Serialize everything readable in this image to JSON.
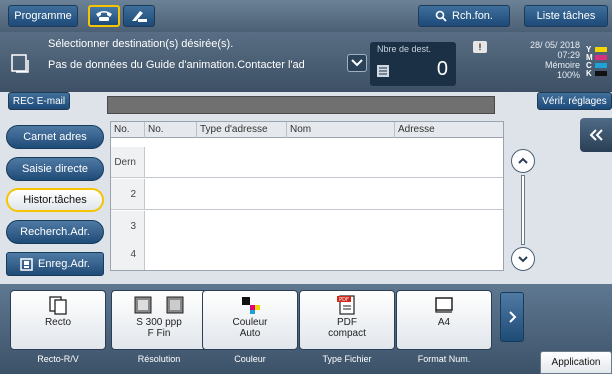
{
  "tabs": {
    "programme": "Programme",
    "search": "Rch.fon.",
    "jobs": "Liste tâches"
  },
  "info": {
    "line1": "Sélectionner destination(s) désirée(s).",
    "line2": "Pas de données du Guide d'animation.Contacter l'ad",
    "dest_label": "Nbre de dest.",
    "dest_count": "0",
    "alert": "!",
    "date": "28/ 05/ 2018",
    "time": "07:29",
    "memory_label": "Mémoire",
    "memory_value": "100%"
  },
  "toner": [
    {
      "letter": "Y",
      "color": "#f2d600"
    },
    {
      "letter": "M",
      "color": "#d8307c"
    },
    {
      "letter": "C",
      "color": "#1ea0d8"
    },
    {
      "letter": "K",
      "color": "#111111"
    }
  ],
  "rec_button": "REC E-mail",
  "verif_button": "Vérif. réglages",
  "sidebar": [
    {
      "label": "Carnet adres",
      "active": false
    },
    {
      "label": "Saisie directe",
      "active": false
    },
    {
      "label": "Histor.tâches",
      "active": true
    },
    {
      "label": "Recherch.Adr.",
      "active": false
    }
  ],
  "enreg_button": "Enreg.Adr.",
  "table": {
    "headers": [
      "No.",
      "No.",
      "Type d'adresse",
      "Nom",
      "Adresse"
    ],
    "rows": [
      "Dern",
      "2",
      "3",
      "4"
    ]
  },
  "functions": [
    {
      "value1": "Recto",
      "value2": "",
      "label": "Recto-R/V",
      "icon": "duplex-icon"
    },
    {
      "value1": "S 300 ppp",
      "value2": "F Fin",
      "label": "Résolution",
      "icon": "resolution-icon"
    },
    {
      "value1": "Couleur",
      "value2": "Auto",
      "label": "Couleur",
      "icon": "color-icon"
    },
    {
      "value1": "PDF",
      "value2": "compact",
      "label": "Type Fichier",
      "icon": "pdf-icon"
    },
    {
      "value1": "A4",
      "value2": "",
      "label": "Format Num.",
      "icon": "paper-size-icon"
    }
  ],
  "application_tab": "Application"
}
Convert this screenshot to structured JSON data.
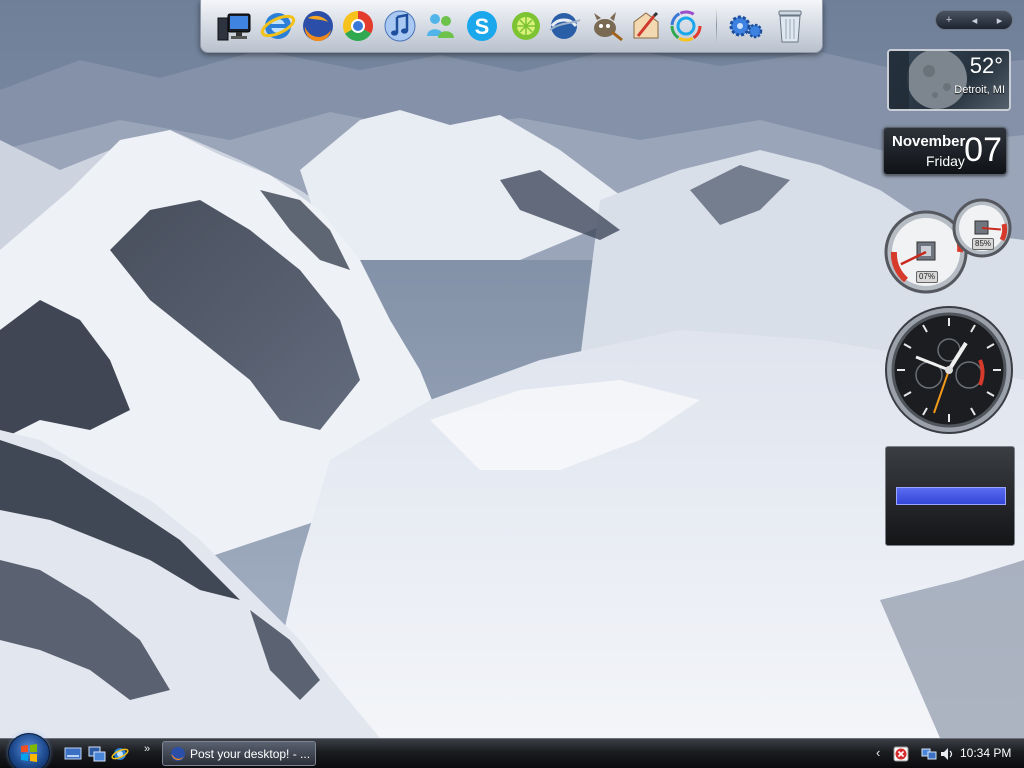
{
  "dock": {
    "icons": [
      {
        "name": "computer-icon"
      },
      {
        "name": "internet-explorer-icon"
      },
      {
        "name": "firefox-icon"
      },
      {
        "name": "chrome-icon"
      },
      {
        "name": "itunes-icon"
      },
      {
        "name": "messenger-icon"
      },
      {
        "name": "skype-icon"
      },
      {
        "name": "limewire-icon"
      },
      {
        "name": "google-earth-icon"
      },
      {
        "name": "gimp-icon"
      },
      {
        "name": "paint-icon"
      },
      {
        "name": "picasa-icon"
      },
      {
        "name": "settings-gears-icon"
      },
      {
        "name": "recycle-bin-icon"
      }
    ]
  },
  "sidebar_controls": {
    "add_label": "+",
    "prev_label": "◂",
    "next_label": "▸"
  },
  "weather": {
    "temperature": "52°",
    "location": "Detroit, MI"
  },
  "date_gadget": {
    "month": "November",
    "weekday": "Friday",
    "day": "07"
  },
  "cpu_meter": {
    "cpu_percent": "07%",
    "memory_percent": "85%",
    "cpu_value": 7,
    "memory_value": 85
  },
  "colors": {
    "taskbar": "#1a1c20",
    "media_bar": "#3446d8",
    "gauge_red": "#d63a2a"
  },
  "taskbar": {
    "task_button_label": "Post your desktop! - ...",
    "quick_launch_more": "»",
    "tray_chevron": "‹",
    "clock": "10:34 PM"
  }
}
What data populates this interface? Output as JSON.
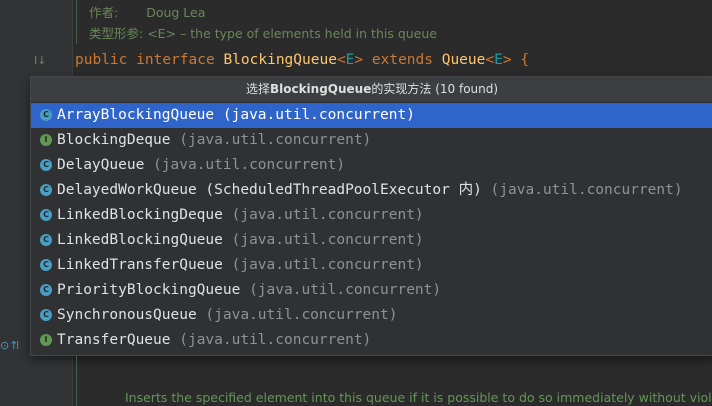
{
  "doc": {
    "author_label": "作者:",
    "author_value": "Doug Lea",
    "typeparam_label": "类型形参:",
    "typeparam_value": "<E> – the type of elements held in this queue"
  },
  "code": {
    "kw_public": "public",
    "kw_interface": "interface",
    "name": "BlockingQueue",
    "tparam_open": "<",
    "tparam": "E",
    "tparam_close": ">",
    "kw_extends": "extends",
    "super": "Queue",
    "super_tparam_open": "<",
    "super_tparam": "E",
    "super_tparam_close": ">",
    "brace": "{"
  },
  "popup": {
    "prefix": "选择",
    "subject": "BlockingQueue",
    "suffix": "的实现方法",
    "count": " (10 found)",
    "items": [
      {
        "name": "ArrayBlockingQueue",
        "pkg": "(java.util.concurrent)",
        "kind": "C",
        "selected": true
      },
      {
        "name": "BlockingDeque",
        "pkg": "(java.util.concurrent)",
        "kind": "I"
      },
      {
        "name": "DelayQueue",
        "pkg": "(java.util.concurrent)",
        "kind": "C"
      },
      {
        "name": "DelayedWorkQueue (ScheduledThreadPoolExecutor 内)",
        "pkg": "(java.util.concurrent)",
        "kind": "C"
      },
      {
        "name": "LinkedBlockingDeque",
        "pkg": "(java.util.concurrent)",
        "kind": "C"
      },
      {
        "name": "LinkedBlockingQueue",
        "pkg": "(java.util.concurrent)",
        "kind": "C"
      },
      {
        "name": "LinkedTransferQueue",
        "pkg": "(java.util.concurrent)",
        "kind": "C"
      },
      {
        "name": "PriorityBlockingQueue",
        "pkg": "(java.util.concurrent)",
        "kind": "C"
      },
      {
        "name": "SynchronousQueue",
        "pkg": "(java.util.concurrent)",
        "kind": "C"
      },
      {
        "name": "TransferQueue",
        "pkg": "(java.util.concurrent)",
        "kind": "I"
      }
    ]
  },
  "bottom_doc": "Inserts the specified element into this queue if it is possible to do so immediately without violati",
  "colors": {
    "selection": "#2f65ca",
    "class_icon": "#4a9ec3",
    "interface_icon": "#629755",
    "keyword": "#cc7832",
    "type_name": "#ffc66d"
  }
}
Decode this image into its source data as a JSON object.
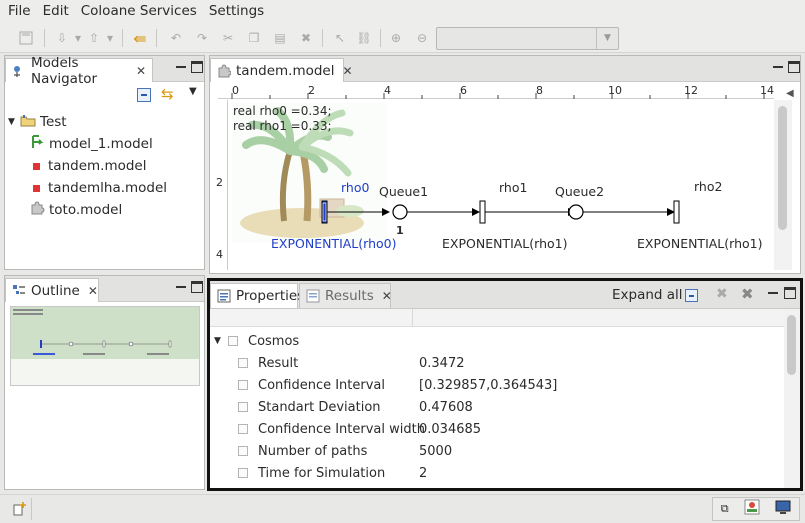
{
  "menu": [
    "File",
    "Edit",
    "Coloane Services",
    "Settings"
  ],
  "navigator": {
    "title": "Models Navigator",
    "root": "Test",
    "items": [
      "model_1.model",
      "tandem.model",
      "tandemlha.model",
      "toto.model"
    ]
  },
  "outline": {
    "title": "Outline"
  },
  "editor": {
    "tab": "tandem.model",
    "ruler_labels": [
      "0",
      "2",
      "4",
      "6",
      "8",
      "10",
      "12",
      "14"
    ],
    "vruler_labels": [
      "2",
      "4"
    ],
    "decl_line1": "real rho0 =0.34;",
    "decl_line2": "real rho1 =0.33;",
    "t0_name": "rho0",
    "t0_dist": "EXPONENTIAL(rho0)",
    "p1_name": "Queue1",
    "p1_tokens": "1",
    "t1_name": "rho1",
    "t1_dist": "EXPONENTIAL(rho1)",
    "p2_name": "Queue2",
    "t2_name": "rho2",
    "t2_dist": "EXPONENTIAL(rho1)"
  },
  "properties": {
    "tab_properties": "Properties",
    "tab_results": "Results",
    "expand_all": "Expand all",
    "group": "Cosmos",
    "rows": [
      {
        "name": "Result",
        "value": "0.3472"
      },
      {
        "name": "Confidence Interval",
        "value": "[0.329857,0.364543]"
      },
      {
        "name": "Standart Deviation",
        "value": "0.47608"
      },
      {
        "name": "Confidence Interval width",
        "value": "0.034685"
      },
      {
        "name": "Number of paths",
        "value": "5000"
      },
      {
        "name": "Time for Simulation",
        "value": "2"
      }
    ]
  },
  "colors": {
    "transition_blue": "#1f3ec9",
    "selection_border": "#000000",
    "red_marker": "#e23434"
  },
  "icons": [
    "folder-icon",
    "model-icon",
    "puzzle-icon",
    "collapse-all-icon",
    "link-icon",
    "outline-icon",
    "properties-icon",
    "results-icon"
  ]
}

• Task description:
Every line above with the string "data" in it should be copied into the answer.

• Finished exercise:
Convert this screenshot to structured JSON data.
What data populates this interface? Output as JSON.
Decode this image into its source data as a JSON object.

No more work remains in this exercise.